- TASK INSTRUCTIONS:
Scan the entries for the word "duration", and copy every line where it appears.

- RECORDS PROVIDED:
****

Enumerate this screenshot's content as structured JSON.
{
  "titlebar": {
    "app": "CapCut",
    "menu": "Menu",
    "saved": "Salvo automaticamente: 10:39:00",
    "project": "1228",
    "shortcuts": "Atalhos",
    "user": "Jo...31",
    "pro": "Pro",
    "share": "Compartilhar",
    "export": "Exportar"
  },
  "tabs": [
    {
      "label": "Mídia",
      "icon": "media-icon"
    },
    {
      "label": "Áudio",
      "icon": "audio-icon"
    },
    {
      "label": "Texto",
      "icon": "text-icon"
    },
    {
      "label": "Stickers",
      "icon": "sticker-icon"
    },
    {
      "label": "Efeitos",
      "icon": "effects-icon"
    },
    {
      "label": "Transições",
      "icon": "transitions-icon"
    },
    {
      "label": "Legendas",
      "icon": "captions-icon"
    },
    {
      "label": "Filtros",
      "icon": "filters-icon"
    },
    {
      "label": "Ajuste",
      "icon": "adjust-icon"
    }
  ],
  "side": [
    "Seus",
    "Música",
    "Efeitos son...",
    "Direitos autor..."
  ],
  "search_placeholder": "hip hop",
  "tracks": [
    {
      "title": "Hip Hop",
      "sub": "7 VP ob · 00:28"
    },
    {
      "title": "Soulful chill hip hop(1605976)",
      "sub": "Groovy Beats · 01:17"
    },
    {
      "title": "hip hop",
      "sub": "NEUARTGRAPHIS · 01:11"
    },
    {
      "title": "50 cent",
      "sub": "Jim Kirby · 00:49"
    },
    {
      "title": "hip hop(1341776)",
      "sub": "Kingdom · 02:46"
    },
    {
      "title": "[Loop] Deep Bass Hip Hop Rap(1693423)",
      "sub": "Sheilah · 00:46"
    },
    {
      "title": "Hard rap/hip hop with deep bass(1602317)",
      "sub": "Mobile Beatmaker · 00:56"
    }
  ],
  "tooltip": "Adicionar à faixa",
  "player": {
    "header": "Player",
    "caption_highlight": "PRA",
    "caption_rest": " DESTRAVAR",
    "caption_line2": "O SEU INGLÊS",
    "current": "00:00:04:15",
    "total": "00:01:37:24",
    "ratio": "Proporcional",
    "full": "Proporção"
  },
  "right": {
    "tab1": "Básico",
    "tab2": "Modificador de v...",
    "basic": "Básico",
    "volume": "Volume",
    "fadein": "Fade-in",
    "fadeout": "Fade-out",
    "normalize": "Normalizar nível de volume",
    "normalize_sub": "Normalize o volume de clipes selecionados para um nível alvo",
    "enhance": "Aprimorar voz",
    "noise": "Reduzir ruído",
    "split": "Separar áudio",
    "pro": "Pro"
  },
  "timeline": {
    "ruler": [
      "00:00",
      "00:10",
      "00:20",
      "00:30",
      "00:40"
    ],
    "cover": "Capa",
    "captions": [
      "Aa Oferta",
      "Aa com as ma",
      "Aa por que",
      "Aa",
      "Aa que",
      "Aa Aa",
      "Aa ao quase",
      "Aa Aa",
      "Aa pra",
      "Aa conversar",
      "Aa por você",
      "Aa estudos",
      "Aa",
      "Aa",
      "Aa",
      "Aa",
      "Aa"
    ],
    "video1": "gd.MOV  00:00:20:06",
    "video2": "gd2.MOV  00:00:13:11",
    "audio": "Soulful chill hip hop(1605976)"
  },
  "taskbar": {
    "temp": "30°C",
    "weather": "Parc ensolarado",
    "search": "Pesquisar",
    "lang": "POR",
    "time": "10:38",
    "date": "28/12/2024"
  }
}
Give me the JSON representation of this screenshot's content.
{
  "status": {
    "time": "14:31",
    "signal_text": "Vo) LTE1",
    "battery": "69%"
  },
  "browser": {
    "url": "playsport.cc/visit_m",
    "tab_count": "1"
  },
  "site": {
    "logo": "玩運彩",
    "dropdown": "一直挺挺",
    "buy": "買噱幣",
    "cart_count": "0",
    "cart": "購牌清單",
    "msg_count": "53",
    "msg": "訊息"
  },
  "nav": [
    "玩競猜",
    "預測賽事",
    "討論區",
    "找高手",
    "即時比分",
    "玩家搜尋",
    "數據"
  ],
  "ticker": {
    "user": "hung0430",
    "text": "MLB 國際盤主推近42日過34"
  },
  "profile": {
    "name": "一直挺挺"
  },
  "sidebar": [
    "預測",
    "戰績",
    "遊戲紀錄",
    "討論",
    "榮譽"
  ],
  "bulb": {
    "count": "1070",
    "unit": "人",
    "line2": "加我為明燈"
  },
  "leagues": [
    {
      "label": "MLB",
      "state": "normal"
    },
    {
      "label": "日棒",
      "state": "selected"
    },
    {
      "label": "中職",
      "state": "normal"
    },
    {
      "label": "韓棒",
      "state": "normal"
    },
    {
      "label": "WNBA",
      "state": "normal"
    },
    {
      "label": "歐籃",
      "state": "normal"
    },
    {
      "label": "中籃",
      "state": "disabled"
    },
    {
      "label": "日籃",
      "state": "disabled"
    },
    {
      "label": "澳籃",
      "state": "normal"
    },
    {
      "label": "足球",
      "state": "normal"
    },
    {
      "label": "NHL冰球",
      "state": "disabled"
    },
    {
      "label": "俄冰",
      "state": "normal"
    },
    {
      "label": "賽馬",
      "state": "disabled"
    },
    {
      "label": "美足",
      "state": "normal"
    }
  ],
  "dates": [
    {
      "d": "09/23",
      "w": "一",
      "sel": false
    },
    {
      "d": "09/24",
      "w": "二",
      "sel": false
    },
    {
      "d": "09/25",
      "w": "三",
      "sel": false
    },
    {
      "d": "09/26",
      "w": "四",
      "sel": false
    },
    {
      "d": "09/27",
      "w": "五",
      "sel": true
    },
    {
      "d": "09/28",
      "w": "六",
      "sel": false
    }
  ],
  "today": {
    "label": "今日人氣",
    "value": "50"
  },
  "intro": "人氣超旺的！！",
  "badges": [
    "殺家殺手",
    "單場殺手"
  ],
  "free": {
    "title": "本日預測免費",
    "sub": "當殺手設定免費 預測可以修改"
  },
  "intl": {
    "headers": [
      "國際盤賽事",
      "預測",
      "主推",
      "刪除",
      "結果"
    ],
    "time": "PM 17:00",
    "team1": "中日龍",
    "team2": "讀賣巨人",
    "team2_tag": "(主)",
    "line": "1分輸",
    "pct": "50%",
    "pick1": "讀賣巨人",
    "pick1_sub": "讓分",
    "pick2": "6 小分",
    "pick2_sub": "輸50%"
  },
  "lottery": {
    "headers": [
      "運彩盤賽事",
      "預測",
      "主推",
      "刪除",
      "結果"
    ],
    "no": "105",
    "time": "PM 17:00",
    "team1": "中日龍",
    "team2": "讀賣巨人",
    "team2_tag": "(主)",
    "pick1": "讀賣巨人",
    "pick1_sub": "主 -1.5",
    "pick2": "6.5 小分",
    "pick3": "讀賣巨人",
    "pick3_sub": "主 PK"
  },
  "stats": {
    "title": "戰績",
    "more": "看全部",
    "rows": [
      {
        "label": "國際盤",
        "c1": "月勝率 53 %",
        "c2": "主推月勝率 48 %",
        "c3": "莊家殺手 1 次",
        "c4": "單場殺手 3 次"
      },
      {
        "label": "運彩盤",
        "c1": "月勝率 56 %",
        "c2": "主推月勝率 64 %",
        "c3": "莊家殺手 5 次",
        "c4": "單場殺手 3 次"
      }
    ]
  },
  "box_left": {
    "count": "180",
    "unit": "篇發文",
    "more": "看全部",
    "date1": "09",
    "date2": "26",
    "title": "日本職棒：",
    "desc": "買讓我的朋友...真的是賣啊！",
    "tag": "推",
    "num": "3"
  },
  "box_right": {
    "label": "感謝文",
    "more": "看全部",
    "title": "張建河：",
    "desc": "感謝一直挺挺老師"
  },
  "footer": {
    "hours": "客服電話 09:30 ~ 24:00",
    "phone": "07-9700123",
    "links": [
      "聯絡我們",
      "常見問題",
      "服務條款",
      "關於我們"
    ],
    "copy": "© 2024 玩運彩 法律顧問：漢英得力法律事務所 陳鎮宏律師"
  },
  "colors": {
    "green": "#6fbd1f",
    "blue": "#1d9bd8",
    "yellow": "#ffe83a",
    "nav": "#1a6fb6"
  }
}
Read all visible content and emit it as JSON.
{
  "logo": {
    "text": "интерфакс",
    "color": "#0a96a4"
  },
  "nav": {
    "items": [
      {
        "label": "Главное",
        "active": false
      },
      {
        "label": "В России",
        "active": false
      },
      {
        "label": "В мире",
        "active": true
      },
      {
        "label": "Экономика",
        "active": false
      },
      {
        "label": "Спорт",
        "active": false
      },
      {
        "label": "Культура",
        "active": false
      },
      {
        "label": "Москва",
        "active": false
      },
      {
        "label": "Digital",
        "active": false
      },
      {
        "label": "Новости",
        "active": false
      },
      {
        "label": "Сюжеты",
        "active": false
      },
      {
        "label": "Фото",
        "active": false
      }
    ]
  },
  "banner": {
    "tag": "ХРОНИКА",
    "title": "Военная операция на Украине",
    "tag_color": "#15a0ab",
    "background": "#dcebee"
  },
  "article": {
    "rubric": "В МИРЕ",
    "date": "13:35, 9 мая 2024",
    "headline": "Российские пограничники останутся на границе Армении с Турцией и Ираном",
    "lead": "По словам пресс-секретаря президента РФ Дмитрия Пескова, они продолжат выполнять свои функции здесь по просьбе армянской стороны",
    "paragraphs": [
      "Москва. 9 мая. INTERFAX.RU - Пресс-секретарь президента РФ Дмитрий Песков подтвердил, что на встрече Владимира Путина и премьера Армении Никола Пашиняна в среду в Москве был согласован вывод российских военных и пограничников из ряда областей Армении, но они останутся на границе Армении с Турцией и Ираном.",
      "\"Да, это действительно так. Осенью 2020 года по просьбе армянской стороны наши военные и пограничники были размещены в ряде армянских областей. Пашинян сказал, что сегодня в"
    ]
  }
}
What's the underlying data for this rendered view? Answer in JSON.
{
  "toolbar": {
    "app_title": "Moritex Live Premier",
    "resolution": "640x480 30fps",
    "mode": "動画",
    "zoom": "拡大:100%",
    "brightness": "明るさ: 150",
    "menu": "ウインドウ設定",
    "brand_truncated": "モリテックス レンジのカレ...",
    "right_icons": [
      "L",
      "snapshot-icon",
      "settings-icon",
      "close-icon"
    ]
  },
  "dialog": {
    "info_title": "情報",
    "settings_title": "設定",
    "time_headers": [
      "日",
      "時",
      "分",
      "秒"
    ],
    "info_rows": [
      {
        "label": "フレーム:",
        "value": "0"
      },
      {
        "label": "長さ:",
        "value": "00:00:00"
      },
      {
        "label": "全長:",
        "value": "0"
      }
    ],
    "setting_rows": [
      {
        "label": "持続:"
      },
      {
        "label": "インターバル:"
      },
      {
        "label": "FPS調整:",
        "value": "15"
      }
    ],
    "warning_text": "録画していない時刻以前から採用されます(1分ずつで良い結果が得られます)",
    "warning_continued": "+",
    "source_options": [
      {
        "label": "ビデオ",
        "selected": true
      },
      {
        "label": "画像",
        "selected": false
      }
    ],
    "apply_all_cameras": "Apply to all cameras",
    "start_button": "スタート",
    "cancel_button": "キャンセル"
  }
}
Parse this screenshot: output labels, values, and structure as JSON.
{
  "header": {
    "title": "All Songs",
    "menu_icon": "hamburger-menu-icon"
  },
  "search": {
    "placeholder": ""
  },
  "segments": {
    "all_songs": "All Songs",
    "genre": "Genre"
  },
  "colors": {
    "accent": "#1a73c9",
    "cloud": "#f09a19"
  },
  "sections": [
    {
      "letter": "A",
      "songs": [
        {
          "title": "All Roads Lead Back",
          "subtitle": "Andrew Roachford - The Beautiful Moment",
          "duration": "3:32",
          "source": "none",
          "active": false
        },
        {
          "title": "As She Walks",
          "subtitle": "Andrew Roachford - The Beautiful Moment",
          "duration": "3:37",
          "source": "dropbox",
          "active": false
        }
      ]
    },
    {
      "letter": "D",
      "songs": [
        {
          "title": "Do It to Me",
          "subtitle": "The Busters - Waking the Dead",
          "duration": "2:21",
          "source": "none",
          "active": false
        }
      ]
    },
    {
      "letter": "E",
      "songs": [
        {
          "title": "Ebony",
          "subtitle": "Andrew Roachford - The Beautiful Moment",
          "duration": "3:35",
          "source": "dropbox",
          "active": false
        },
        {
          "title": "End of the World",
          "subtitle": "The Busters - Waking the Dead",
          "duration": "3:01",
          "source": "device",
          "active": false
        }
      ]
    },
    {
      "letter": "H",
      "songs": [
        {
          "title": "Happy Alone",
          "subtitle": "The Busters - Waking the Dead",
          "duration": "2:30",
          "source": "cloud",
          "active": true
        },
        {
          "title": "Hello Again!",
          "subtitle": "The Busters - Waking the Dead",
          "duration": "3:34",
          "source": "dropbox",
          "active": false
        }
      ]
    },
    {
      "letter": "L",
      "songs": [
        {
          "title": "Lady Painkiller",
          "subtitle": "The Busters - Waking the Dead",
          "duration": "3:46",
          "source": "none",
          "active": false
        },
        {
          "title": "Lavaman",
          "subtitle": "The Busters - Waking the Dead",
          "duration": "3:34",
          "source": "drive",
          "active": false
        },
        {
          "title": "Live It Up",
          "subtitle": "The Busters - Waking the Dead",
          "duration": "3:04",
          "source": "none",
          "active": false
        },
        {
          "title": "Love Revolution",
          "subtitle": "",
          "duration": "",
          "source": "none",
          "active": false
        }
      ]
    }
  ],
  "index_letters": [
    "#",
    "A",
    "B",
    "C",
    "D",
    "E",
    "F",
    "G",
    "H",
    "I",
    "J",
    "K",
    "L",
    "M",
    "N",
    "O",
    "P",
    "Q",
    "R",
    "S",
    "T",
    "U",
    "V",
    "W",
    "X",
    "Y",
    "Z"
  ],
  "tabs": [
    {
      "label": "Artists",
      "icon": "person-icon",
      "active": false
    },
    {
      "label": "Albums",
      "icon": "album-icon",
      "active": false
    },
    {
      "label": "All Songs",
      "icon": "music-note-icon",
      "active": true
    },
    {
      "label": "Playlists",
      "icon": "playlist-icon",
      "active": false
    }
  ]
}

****

- SOLVED EXERCISE:
          "duration": "3:32",
          "duration": "3:37",
          "duration": "2:21",
          "duration": "3:35",
          "duration": "3:01",
          "duration": "2:30",
          "duration": "3:34",
          "duration": "3:46",
          "duration": "3:34",
          "duration": "3:04",
          "duration": "",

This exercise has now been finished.